Sacramento -- From state to state, a Bay Area nonprofit shopped its proposal for an animal abuse registry similar to the one used for sex offenders. A decade later and still with no statewide registry, the Animal Legal Defense Fund is trying a new tactic.
The Cotati group is creating its own nationwide database of animal abuse convictions in an effort to stop abusers from exploiting an unchecked system of acquiring pets through adoption, breeders and stores.
This time, the group will ask states - many of which cited cost as the prohibitive factor in not creating such a list - to opt in to the registry by sharing public data that is hard for animal shelters, rescue groups, pet stores and the public to access on their own.
Despite the push, the "Do Not Adopt" registry is a divisive concept that has raised concerns from civil liberties groups and a powerful animal protection organization: the Humane Society.
"There is no existing mechanism to prevent someone convicted of animal abuse from walking into a shelter or going on Craigslist and getting a new animal," said Chris Green, director of legislative affairs at the Animal Legal Defense Fund, a 30-year-old organization that runs on private donations and includes a network of pro bono attorneys.
But the Humane Society of the United States argues that the proposed registries appear to be a public shaming of animal abusers, who in many cases have mental health problems. Humane Society spokeswoman Jennifer Fearing said educational efforts are more effective.
Striking a balance"We should be very careful to strike a balance between preventing future animal cruelty, protecting civil liberties and promoting redemption and rehabilitation," Fearing said.

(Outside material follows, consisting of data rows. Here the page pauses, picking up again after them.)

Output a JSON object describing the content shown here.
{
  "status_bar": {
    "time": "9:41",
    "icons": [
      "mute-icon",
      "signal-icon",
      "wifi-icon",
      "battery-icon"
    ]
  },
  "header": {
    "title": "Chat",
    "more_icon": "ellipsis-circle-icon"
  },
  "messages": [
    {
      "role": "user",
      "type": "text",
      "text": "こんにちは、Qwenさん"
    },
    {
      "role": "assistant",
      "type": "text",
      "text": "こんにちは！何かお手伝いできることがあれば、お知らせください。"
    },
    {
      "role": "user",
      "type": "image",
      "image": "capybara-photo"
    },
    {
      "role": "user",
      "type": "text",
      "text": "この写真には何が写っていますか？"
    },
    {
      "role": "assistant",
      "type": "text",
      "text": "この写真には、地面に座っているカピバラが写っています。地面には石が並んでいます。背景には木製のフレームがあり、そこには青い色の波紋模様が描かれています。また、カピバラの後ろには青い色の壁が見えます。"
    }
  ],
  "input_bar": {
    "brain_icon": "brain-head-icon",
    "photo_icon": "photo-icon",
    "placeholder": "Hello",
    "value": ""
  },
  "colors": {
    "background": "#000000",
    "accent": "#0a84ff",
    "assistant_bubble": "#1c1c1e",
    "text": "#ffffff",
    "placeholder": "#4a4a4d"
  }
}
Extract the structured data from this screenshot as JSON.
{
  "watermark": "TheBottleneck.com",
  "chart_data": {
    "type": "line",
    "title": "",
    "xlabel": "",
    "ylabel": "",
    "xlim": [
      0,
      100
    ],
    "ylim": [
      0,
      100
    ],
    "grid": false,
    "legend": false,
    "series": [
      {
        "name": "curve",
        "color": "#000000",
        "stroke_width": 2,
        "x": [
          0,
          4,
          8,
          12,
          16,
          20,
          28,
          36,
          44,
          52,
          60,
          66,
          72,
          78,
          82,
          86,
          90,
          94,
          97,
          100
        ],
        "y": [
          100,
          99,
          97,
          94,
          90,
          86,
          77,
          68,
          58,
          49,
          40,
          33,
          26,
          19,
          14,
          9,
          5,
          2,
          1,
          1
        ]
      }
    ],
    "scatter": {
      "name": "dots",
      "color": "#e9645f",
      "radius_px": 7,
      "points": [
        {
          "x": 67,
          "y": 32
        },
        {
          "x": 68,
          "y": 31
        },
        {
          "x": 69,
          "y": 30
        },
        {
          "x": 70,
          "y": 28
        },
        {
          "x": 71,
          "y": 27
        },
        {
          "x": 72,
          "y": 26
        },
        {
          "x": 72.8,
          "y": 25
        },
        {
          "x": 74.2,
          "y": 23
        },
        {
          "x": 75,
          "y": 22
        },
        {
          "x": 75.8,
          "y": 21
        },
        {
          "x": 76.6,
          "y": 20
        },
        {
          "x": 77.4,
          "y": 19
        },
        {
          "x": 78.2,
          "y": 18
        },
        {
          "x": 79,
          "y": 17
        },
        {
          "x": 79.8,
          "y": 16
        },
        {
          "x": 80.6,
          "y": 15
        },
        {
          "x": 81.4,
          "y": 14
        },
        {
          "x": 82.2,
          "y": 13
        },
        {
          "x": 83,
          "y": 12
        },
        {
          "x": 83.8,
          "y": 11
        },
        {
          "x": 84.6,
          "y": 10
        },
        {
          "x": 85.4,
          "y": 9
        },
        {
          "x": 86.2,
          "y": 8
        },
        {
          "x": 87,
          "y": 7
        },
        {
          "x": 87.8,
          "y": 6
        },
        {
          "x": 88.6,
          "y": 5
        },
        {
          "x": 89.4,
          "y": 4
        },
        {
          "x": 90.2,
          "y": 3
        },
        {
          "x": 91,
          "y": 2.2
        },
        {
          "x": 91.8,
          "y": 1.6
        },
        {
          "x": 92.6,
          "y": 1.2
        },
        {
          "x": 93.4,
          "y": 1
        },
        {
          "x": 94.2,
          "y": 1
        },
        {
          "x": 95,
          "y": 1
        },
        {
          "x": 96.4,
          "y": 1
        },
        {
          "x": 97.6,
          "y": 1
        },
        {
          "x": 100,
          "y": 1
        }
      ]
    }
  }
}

Fearing points to the Humane Society's efforts with NFL quarterback Michael Vick, who pleaded guilty in 2007 for his role in a dogfighting ring. She said Vick speaking out against dogfighting can have a greater impact on preventing animal abuse than vilifying him on a registry.
In the past year, a dozen states considered varying forms of animal abuse registries, with some proposals calling for databases available to the public and others giving restricted access to those who sell or offer animals for adoptions.
In many cases, individual shelters keep their own "Do Not Adopt" list that includes incidents that did not result in convictions, and voluntary surrenders in cases of neglect or abuse. However, those lists are rarely shared with other shelters or animal organizations, making it possible to surrender an abused dog to San Francisco's Animal Care and Control to avoid criminal charges and then walk across the street to the SPCA to adopt a new pet.
"We are the agency that does investigations of animal cruelty, but even we don't have all the information," said Rebecca Katz, director of San Francisco's Animal Care and Control. "If it was a statewide thing, nonprofits and public shelters have access to it and that would be helpful."
Katz said the urgency of a registry has been felt this year in San Francisco because of an increase in animal abuse cases that she said were especially violent, including the suspected sexual abuse and beating of a 10-month-old pug mix.
"Any animal registry would help," said Sandra Bernal, an animal care attendant at the city shelter who helps nurse abused animals back to health.
Logan's LawIn many states, proposals for animal abuse registries followed headline-grabbing cases of cruelty against animals, such as Logan's Law, a Michigan bill named after a Siberian husky who had battery acid poured on his muzzle. The bill was dropped in August.
Massachusetts lawmakers are considering a bill to create an abuse registry after the arrest of a man accused of torturing and beating a year-old pit bull he then left for dead on a playground.
California legislators considered an abuse registry in 2010, although the bill struggled to gain support because it would have taxed pet food to fund the database. Four counties in New York have created registries.
The American Civil Liberties Union has opposed some of the registry proposals, saying a public database is a means of further punishing people who have already paid their debt to society.
Green of the Animal Legal Defense Fund said its registry would be searchable only by providing a name and birth date in an effort to ensure that the system focused on decreasing animal cruelty without stepping on civil liberties. Green said the group probably will have to pursue legislation to require states to report animal-abuse convictions to the database.
"It's a good idea that hasn't been successful for the wrong reasons," Green said.
This article has been updated since it appeared in print editions.